What do we think when calamity strikes others? Do we believe it is God's punishment or not?
Let us understand that time and chance happen to us all and that we all must repent.
We will look at disasters, governments that kill, tragic accidents and the need for all of us to repent.
Disasters and divine punishment
Are catastrophes God’s judgment on the sins of others? While such claims seem to be justified by stories of divine judgment the Bible teaches that not every calamity is God’s punishment. What would Jesus say about judging suffering? In Luke 13:1-9 Jesus answered religious people who made such claims about similar disasters. A political murder and a local construction disaster were not reasons for believing that the victims were any more sinful than the rest of us. Such self-righteous judgmentalism seemed to disgust Jesus who replied that we all need to repent or perish. As Ecclesiastes plainly teaches, time and chance happen to us all.

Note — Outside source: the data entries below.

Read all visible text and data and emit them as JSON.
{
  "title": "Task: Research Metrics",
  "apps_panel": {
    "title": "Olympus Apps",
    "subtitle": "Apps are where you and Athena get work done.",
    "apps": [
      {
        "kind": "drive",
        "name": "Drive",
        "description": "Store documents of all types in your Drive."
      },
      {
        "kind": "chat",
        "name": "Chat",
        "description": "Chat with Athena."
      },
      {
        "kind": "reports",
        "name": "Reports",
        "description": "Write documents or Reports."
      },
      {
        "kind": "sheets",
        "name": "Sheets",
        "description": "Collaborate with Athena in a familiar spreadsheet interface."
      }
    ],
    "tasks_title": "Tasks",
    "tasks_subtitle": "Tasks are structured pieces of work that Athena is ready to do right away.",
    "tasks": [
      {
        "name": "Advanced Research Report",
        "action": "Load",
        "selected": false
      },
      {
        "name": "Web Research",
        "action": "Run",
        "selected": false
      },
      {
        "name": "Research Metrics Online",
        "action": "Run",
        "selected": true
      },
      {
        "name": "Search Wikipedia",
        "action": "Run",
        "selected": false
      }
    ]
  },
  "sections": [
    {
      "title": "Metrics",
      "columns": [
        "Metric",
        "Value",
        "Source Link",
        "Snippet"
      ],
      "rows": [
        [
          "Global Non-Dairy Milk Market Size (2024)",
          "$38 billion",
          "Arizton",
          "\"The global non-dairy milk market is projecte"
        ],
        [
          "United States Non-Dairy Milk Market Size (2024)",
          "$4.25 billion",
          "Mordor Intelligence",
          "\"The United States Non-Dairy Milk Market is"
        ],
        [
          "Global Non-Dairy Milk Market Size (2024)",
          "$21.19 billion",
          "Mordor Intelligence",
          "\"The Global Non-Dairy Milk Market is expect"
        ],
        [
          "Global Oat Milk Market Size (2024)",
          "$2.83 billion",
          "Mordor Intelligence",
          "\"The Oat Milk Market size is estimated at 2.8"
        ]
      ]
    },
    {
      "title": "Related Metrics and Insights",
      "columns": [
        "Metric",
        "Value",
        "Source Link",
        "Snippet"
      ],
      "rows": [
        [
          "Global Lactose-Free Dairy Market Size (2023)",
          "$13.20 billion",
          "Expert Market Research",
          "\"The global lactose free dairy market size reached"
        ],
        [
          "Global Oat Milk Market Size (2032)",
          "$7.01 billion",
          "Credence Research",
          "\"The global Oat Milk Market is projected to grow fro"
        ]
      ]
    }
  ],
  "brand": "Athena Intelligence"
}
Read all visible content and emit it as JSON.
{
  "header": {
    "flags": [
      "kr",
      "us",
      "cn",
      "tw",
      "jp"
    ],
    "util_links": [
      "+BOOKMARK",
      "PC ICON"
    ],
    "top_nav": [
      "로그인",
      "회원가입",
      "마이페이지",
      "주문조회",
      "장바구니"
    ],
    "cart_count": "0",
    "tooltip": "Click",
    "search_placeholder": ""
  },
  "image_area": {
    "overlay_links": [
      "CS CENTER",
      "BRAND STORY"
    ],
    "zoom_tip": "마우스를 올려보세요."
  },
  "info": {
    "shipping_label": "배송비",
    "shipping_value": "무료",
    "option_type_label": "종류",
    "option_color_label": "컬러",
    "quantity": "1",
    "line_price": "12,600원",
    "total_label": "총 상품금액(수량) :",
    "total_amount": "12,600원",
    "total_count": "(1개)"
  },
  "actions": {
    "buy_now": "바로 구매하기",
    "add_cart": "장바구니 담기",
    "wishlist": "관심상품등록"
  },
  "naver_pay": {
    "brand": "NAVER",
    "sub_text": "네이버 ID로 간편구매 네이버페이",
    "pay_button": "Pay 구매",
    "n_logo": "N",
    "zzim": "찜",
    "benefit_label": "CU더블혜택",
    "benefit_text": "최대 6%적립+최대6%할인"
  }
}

Not every loss is punishment, just as not every gain is a reward. Even when punishment is due, rather than chastise immediately, Jesus showed God’s preference to give us a second chance to repent.
Wrong idea of God
Even Christians can get a wrong idea of God. We imagine a God who is out to get us, like that old George Jones and Tammy Wynett country song, “God’s gonna get’cha for that. Every wrong thing that you do, God’s gonna get’cha for that.” We imagine a harsh Father in heaven and a pleading Jesus trying to get us out of trouble. But the Bible says that God’s faithful love endures forever. That is the thrust of the argument in Luke 13:1-9 where Jesus answers the hypocrisy that exists in all of us when we point the accusing finger of blame. Human atrocity or simple accidents are not always God’s punishment. We have all sinned and face ultimate destruction in hell unless we repent. But, God has given us all extra time to repent. Let’s not waste it.
Mass murders by governments
Just about every human government that has ever existed has been responsible for mass murder. Is that God’s way of punishing evil? What about the mass murders committed by the Empire of Japan, the Soviet Union and Nazi Germany? Were those victims worse people than us? What about the bombing of Dresden, Hamburg, Hiroshima and Nagasaki? Were those women and children worse than us? What about the massacres of history? Were they God’s punishment? In Luke 13:1-9 Jesus described a massacre of worshipers by Pilate, who apparently killed them in the very act of worshiping God. Was their worship insincere? Was it tainted? Such judgmental questions annoy Jesus, because as he said, we will perish too unless we regret our wrongs. Human governments claim to judge between the right and wrong but their opinions do not constitute divine judgment.
Were the 1,500 people who died i the Titanic punished by God? What about the 4,000 victims of Chernobyl or the 20,000 killed in Bhopal? What about the 7 crew members who perished in the Challenger space shuttle disaster? Are accidents God’s way of punishing us? Jesus answered the question in the context of an apparent construction accident (Luke 13:1-9). 130 were killed in the 1944 East Ohio Gas Explosion and 114 were killed in the 1981 Kansas City Hyatt Regency walkway collapse. Were they worse sinners than we are? Just like the 18 who died in the Tower of Siloam collapse, they were probably no worse or better than you and me. Unless we all repent we too will perish. We love to judge the fate of others, but Jesus reminds us to judge ourselves.
Repent or perish
We are all guilty of preferring a lukewarm version of Christianity to repentance. It’s as if we sing from a different hymnal. #57 O for a dozen tongues to sing; #89 Joyful, joyful, we kinda like thee; #110 A comfy mattress is our God; #136 The Lord’s my shepherd, I’m nonchalant; #140 Late is thy faithfulness; #176 Gadgetry, worship our gadgetry; #191 Jesus loves me, status quo; #196 Come thou long neglected Jesus; #299 When I survey the profit and loss; #349 Turn your eyes to my thesis; #354 All to Jesus I’m the lender; #369 Just like insurance, Jesus is mine; #526 What an acquaintance we have in Jesus; #575 Onward kitchen soldiers. We feel safe because we attend church, but Jesus warned in Luke 13:1-9 that there’s more to it. Unless we repent we will all perish.
Rather than judge those who suffer let's look at ourselves and understand that we still have a chance to repent.
Labels: Luke 13